This month’s issue of Geographical features a deep dive into ocean ‘jellification’.
The ethereal world of jellyfish blooms might seem a harmless oddity, but the increasing volume and frequency of these events is causing concern among experts. Blooms have been known to shut down off-shore power plants and stifle fish stocks. Some jellyfish seem to thrive in a warmer climate and with increased numbers comes an increase in these abnormal events.
On the bright side, bioluminescent jellyfish proteins have helped scientists track the onset of cancer and Alzheimer's, while other projects are using jellyfish mucus to catch and remove microplastics from the ocean.
Also in this month’s issue is an exposé on Morocco’s rare wildlife trade, where shark eggs, macaques and tortoises are traded for entertainment, in brazen opposition to the country’s law. In a related story, photojournalist Keith Wilson reflects on his long-running campaign against wildlife crime.
Elsewhere, there’s a spotlight on Bhutan, and its experiments in economic psychology. Will forsaking the measure of ‘gross domestic product’ for ‘gross national happiness’ increase its citizens’ wellbeing?

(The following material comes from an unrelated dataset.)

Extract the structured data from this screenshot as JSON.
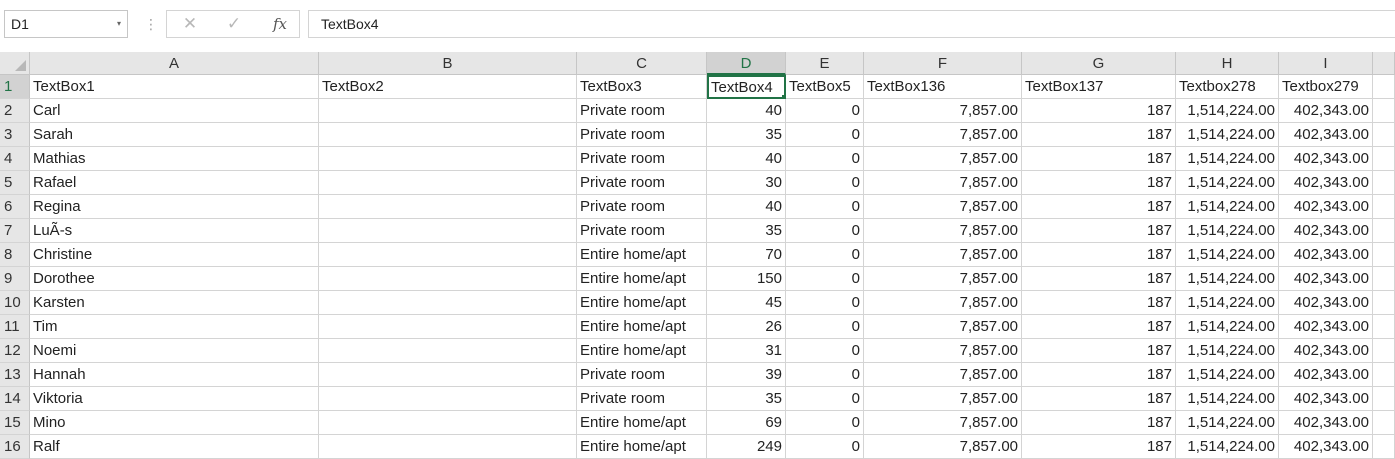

Geographical is included as part of the membership package for Ordinary Members, as a digital edition for Young Geographers, and it can also be added to subscriptions for Fellowship. So why not join us today?